4. Employers choose fresh input

Because they realize that the economic crisis will eventually be over, companies adjust their corporate culture, as well as their recruitment and retention strategies, to attract the new generation of leaders. The rising “generation Y” or Millennials (born between 1980 and 2000) are the object of intense courtship, especially because of the shortage in qualified work force and the decline in birth rates in developed countries.

The Y Generation is sensitive to employers of choice that promote their career offers across online communities (MySpace, Facebook, Twitter, YouTube). Unlike Baby Boomers and the X Generation, today’s youngsters expect a greater emphasis on work-life balance, as well as ongoing support as training, mentorship and coaching.

5. Sustainable success and managerial responsibility

Economic crisis translates in a re-consideration of sustainable success and humanitarian values in the human resources and occupational health strategy. The flow of activities leaves way to long-term reflection and revisiting of key issues. Therefore, the essential positive traits that people possess become the most valuable asset of the organization: vitality, energy, skills, motivation and ideas.

Managers learn how to handle uncertainty and avoid errors such as crisis denial, refusal to understand the new context in terms of risks and benefits, dysfunctional coping, toxic team behavior (secrecy, diffused responsibility, learnt helplessness – the feeling someone else needs to take over, because you can’t handle challenges).

6. Innovation at work
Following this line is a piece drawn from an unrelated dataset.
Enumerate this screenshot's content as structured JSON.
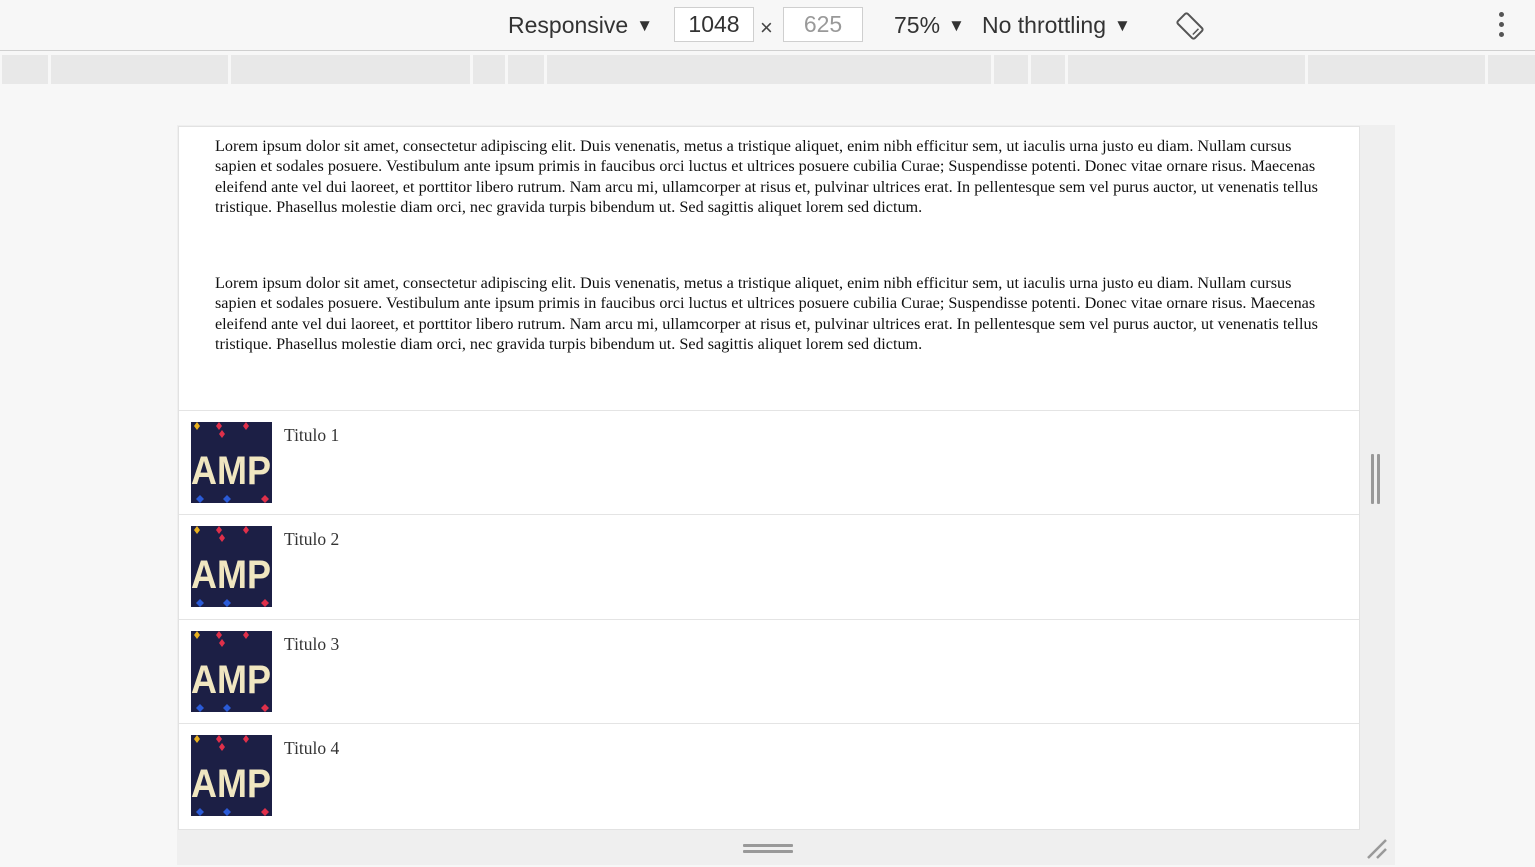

A crisis context provides a fertile field for inquisitive minds to develop insightful innovation. With cost efficiency and productivity optimization as essential objectives, now is the right time to come up with resourceful new approaches and revolutionary technological enhancement. Crisis practically forces us forward; we venture into unknown territory to proactively look for prospective competitive advantages to set us apart from the crowd and render us more persuasive, more successful.

7. Business ethics and social capital

Business ethics become a priority because profitability is significantly linked to a sound reputation on the market. Customer orientation is a must, as the world shrinks, everyone has access to information and corporations seek approval and confirmation through positive feedback not only from shareholders, but also on behalf of stakeholders.

These decision makers are the diversity of people who influence, in one way or another, business operations: employees, suppliers, policy makers, the media, lobby groups, the local communities where corporations operate.

Organizations seek social capital as guaranteed investment for a healthy future. Hence their interest in corporate social responsibility. CSR initiatives, be them educational, social or environmental initiatives boost people’s appreciation and trust in the respective company.

These are actually the building blocks for development, with a remarkable return on investment.

How do you look at the economic crisis in our days? Share your viewpoints in the comments below!


Mara Stan is an organizational psychologist, a PhD student, former HR recruitment specialist for a retail multinational company, now a work-at-home mother. Her areas of interest are career counseling, work life balance, & volunteering.


  1. carrieoki on the 23rd February

    Enjoyed your post. Part of my current life situation is a microcosm of all that you describe. Just recharged my batteries after getting over the upset I felt about a current political candidate’s ideas. There is advantage to this mini-crisis on so many levels–some of which are: finding great new resources on the Internet, refining current systems for more efficient action, collaborating with new groups of people, expanding my personal growth, contributing to the education of others, strengthening my passion for political involvement, and helping the economy–e.g., political financial contributions.

Add a Comment